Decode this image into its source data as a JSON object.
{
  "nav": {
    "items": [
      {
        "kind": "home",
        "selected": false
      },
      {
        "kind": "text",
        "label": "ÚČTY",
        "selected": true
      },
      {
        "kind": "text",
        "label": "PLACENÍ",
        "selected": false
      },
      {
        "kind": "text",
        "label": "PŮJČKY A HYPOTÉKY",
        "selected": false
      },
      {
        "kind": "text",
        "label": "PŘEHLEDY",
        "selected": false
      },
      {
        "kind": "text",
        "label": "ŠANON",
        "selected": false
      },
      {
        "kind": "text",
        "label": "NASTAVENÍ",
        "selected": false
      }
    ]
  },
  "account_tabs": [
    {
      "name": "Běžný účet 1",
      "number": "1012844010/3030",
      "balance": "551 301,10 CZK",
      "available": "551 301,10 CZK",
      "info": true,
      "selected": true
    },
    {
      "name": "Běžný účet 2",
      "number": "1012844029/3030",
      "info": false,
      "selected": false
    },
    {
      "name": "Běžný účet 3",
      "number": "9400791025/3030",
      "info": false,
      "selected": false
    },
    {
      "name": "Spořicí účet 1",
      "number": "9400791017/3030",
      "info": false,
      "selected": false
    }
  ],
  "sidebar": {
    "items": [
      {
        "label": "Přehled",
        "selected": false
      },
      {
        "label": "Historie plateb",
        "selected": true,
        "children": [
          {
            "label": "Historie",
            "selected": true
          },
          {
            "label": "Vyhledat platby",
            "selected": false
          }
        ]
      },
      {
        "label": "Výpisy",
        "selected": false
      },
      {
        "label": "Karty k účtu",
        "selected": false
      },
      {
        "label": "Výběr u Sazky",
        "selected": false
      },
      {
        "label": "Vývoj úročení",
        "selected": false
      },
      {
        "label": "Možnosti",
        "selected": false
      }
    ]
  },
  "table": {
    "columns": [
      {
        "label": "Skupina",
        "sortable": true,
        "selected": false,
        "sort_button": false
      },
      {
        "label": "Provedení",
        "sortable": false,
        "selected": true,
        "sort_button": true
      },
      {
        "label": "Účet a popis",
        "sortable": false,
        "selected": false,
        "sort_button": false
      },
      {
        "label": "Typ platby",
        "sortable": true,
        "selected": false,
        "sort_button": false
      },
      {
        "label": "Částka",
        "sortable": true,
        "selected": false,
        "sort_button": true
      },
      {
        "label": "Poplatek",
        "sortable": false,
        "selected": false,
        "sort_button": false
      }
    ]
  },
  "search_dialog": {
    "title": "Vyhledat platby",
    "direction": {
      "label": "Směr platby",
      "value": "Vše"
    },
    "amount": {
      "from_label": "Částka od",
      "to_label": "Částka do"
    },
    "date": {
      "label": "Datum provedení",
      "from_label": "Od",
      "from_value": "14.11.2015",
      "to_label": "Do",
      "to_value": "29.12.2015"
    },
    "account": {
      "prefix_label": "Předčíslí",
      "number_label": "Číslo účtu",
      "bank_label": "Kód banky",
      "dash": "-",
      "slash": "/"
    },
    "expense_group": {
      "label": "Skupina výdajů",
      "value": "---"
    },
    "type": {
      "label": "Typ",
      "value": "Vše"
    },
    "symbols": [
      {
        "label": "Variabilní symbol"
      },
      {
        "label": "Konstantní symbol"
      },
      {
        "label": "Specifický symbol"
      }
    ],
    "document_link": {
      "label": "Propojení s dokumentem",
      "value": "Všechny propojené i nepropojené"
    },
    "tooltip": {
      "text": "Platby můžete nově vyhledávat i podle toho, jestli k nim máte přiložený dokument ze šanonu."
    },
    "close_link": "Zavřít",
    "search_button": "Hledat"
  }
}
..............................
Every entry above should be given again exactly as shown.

Decode this image into its source data as a JSON object.
{
  "nav": {
    "items": [
      {
        "kind": "home",
        "selected": false
      },
      {
        "kind": "text",
        "label": "ÚČTY",
        "selected": true
      },
      {
        "kind": "text",
        "label": "PLACENÍ",
        "selected": false
      },
      {
        "kind": "text",
        "label": "PŮJČKY A HYPOTÉKY",
        "selected": false
      },
      {
        "kind": "text",
        "label": "PŘEHLEDY",
        "selected": false
      },
      {
        "kind": "text",
        "label": "ŠANON",
        "selected": false
      },
      {
        "kind": "text",
        "label": "NASTAVENÍ",
        "selected": false
      }
    ]
  },
  "account_tabs": [
    {
      "name": "Běžný účet 1",
      "number": "1012844010/3030",
      "balance": "551 301,10 CZK",
      "available": "551 301,10 CZK",
      "info": true,
      "selected": true
    },
    {
      "name": "Běžný účet 2",
      "number": "1012844029/3030",
      "info": false,
      "selected": false
    },
    {
      "name": "Běžný účet 3",
      "number": "9400791025/3030",
      "info": false,
      "selected": false
    },
    {
      "name": "Spořicí účet 1",
      "number": "9400791017/3030",
      "info": false,
      "selected": false
    }
  ],
  "sidebar": {
    "items": [
      {
        "label": "Přehled",
        "selected": false
      },
      {
        "label": "Historie plateb",
        "selected": true,
        "children": [
          {
            "label": "Historie",
            "selected": true
          },
          {
            "label": "Vyhledat platby",
            "selected": false
          }
        ]
      },
      {
        "label": "Výpisy",
        "selected": false
      },
      {
        "label": "Karty k účtu",
        "selected": false
      },
      {
        "label": "Výběr u Sazky",
        "selected": false
      },
      {
        "label": "Vývoj úročení",
        "selected": false
      },
      {
        "label": "Možnosti",
        "selected": false
      }
    ]
  },
  "table": {
    "columns": [
      {
        "label": "Skupina",
        "sortable": true,
        "selected": false,
        "sort_button": false
      },
      {
        "label": "Provedení",
        "sortable": false,
        "selected": true,
        "sort_button": true
      },
      {
        "label": "Účet a popis",
        "sortable": false,
        "selected": false,
        "sort_button": false
      },
      {
        "label": "Typ platby",
        "sortable": true,
        "selected": false,
        "sort_button": false
      },
      {
        "label": "Částka",
        "sortable": true,
        "selected": false,
        "sort_button": true
      },
      {
        "label": "Poplatek",
        "sortable": false,
        "selected": false,
        "sort_button": false
      }
    ]
  },
  "search_dialog": {
    "title": "Vyhledat platby",
    "direction": {
      "label": "Směr platby",
      "value": "Vše"
    },
    "amount": {
      "from_label": "Částka od",
      "to_label": "Částka do"
    },
    "date": {
      "label": "Datum provedení",
      "from_label": "Od",
      "from_value": "14.11.2015",
      "to_label": "Do",
      "to_value": "29.12.2015"
    },
    "account": {
      "prefix_label": "Předčíslí",
      "number_label": "Číslo účtu",
      "bank_label": "Kód banky",
      "dash": "-",
      "slash": "/"
    },
    "expense_group": {
      "label": "Skupina výdajů",
      "value": "---"
    },
    "type": {
      "label": "Typ",
      "value": "Vše"
    },
    "symbols": [
      {
        "label": "Variabilní symbol"
      },
      {
        "label": "Konstantní symbol"
      },
      {
        "label": "Specifický symbol"
      }
    ],
    "document_link": {
      "label": "Propojení s dokumentem",
      "value": "Všechny propojené i nepropojené"
    },
    "tooltip": {
      "text": "Platby můžete nově vyhledávat i podle toho, jestli k nim máte přiložený dokument ze šanonu."
    },
    "close_link": "Zavřít",
    "search_button": "Hledat"
  }
}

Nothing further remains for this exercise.